    To install MySQL from a binary distribution, use the instructions in Section 2.2, “Installing MySQL on Unix/Linux Using Generic Binaries”.

    To install MySQL from a source distribution or from the current development source tree, use the instructions in Section 2.9, “Installing MySQL from Source”.

  5. Perform any necessary postinstallation setup.

    After installing MySQL, see Section 2.10, “Postinstallation Setup and Testing” for information about making sure the MySQL server is working properly. Also refer to the information provided in Section 2.10.4, “Securing the Initial MySQL Account”. This section describes how to secure the initial MySQL root user account, which has no password until you assign one. The section applies whether you install MySQL using a binary or source distribution.

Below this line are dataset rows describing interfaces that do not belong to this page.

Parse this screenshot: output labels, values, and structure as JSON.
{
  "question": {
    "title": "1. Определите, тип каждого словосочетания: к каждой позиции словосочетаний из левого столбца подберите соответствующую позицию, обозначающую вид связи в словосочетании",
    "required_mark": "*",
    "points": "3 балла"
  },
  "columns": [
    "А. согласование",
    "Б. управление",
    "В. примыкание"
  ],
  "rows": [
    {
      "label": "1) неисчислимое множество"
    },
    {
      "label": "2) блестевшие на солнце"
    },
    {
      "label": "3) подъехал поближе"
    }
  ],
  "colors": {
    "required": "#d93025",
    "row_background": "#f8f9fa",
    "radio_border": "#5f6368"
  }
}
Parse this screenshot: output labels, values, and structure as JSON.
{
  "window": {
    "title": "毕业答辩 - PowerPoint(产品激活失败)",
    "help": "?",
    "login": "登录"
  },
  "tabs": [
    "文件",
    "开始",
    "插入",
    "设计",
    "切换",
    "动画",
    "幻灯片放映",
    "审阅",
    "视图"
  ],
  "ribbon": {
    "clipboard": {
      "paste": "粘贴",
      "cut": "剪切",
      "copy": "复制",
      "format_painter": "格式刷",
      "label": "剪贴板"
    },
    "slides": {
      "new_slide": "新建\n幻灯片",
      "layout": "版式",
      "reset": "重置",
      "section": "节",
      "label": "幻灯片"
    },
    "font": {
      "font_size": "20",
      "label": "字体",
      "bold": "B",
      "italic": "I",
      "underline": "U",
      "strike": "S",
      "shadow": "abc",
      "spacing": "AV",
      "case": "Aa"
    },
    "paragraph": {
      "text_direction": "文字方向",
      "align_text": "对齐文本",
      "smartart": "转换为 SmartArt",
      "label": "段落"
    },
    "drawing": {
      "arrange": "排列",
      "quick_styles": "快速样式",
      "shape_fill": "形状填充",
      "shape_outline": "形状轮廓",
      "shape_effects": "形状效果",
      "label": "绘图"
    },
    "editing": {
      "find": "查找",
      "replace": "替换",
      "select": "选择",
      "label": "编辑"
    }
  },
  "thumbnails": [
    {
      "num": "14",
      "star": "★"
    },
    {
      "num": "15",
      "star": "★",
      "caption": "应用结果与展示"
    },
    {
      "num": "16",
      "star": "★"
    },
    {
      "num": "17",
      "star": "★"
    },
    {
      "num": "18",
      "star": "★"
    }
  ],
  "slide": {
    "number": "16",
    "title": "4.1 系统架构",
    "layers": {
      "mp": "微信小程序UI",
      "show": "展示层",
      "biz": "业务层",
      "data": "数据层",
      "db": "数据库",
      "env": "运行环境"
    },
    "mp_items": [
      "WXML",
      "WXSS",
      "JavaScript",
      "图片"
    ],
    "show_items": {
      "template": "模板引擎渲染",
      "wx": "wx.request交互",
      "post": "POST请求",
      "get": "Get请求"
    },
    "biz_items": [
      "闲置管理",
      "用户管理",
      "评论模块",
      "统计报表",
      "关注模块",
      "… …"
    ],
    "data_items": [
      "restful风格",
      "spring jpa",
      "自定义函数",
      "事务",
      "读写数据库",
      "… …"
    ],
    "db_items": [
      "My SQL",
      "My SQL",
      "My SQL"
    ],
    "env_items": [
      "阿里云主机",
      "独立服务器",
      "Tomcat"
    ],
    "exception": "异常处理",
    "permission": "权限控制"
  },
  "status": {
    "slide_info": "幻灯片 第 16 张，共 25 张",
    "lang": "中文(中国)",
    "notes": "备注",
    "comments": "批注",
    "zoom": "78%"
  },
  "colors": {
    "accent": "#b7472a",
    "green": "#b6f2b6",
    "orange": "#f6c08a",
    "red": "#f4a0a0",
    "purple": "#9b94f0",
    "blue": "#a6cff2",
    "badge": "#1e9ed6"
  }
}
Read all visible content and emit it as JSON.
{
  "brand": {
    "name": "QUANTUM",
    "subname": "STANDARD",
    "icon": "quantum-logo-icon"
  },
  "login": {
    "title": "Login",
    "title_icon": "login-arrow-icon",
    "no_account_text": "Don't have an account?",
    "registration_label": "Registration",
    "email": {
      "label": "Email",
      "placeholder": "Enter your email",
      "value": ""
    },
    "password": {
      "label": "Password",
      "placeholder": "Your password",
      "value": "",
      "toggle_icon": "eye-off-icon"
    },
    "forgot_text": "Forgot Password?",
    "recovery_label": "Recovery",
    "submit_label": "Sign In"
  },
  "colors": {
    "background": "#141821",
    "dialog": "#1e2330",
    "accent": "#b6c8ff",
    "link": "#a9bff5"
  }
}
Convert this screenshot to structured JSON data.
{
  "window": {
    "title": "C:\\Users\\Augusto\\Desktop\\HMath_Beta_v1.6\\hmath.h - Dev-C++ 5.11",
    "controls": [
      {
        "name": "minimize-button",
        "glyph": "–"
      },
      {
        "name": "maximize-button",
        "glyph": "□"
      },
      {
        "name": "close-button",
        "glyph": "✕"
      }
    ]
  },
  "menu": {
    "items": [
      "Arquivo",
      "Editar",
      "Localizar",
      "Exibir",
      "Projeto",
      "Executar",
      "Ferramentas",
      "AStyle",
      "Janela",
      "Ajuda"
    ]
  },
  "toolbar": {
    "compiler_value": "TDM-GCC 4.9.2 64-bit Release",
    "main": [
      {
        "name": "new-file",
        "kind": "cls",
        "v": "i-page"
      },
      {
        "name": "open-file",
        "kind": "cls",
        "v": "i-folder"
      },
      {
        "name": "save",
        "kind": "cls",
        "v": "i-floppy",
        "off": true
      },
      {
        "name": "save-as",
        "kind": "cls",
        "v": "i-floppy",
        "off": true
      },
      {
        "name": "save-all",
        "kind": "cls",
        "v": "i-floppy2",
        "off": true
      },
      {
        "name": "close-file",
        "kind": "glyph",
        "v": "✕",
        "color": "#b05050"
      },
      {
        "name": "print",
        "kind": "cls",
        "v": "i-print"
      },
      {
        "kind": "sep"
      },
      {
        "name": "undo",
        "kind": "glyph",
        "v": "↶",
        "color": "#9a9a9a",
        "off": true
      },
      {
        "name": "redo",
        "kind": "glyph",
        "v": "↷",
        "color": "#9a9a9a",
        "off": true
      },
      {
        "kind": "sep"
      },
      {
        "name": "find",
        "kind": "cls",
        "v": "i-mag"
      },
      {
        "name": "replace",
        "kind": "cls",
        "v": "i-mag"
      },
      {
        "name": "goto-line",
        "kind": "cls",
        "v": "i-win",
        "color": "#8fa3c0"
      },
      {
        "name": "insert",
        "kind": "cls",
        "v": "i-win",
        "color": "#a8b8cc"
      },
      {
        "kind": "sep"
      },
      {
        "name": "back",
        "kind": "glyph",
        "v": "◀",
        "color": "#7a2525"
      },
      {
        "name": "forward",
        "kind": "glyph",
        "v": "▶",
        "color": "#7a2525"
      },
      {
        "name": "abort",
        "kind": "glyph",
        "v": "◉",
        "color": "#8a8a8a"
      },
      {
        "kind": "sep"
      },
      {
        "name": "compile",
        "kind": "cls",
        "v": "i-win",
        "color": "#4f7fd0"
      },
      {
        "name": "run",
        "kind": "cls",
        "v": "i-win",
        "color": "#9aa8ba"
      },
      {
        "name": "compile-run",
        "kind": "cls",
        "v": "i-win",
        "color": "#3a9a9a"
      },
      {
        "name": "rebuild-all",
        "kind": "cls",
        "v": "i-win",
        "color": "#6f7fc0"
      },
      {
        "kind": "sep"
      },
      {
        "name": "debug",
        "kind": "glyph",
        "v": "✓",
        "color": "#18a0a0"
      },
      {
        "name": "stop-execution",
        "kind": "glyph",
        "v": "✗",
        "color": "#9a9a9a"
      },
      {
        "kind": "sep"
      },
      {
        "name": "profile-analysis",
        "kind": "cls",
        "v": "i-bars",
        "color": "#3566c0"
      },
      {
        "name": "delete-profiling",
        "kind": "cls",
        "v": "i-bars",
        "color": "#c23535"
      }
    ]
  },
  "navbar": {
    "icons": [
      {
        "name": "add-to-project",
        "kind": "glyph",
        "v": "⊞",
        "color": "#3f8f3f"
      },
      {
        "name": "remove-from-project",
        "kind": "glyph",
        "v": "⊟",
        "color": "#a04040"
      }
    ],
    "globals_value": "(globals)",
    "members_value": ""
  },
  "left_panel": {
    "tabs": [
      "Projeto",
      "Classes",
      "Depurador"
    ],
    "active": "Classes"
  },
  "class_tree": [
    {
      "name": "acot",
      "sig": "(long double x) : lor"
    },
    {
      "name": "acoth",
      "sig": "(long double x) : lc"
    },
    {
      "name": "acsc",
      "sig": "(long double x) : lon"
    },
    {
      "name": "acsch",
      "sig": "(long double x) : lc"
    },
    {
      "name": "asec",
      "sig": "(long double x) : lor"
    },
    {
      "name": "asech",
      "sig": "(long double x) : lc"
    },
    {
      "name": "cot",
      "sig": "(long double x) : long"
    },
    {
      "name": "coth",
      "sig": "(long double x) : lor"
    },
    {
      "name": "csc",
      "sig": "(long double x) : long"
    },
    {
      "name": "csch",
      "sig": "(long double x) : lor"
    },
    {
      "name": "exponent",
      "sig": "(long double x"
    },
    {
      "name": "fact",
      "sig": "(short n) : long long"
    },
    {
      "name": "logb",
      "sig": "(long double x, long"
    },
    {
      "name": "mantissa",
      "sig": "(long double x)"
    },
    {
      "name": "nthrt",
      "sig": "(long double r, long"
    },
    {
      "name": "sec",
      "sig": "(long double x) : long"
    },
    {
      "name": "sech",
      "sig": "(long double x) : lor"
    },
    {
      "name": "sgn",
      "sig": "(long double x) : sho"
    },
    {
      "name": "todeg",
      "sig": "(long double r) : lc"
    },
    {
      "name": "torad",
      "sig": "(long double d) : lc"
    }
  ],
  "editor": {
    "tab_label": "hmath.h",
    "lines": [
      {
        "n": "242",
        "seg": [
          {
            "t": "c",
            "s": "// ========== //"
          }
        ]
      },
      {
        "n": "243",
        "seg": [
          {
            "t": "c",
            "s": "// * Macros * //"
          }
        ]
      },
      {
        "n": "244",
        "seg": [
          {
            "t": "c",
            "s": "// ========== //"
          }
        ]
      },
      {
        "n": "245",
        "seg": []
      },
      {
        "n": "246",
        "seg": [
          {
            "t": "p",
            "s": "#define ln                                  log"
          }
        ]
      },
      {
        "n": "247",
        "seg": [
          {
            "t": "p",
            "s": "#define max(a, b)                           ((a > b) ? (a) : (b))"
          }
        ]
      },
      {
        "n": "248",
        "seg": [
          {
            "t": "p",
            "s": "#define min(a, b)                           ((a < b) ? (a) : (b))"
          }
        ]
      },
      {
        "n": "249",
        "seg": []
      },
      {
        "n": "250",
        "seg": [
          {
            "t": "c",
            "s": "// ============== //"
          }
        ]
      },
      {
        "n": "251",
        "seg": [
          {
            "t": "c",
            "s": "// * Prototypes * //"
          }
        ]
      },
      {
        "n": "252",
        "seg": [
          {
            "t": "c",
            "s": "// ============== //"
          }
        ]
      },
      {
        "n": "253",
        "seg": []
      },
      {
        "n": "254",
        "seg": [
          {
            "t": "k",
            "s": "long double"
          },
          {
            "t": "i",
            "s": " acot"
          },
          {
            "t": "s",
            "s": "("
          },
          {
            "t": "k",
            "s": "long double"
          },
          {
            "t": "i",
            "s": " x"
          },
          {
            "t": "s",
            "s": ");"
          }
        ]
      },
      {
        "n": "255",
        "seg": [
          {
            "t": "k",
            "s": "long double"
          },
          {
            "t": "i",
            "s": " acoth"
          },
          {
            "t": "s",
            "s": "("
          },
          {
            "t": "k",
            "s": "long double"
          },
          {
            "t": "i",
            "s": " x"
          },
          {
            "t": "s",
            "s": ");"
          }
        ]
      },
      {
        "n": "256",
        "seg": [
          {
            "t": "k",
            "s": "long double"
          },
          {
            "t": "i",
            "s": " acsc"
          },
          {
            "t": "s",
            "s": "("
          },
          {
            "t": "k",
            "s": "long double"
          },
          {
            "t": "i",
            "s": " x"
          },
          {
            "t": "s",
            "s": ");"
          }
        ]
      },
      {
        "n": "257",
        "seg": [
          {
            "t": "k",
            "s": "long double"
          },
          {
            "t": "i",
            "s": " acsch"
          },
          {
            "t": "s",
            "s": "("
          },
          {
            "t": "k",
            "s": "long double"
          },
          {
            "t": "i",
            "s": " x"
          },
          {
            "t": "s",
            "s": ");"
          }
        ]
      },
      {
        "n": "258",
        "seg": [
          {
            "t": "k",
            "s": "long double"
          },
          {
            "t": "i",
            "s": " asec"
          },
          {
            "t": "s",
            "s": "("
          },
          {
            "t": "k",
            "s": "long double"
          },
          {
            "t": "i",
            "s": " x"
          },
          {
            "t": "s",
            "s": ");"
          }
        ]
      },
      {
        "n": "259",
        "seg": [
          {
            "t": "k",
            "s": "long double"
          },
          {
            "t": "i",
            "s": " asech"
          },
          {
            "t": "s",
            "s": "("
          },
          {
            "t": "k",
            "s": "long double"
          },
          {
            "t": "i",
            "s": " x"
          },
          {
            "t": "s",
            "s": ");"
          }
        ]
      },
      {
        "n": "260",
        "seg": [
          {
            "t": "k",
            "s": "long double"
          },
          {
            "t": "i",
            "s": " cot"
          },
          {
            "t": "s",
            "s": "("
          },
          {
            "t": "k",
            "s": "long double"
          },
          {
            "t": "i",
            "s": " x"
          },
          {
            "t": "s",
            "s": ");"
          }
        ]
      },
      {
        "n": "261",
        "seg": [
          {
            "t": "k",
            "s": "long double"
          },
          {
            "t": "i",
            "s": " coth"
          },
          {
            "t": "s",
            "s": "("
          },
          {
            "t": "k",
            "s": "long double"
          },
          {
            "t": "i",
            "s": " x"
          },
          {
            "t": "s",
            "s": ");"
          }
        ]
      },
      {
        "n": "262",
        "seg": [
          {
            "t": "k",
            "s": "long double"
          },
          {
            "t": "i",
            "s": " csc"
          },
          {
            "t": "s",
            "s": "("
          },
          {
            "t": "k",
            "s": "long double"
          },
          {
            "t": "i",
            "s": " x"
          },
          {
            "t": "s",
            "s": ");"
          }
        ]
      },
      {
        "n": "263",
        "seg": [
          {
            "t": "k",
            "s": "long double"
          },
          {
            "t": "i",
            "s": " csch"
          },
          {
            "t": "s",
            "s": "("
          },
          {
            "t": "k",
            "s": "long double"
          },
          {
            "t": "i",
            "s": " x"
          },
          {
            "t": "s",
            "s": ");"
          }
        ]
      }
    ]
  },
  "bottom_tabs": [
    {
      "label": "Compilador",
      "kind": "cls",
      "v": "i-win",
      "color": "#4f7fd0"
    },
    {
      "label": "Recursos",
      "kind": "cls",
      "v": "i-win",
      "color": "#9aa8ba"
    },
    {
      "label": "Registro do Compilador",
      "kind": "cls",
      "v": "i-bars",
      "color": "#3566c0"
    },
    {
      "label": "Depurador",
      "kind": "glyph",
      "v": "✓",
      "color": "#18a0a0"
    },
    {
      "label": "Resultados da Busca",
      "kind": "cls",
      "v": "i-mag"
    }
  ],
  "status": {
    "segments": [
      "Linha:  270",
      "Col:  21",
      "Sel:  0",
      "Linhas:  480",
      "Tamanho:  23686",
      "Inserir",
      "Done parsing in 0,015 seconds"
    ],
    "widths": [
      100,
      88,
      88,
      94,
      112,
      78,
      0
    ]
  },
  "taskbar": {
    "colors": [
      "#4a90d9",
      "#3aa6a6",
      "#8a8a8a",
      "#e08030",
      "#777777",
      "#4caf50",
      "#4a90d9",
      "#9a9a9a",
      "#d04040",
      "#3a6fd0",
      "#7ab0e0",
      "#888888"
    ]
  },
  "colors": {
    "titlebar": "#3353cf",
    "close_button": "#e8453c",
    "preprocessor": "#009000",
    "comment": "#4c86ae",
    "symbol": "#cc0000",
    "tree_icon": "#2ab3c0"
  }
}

  6. If you want to run the MySQL benchmark scripts, Perl support for MySQL must be available. See Section 2.12, “Perl Installation Notes”.

Instructions for installing MySQL on different platforms and environments is available on a platform by platform basis:

Find a PHP function
Error Infobrol

Can not display this page of the Infobrol website

Type of error (18-01)

Unknown format specifier "&"

Please try again in a few minutes…

Return to the home page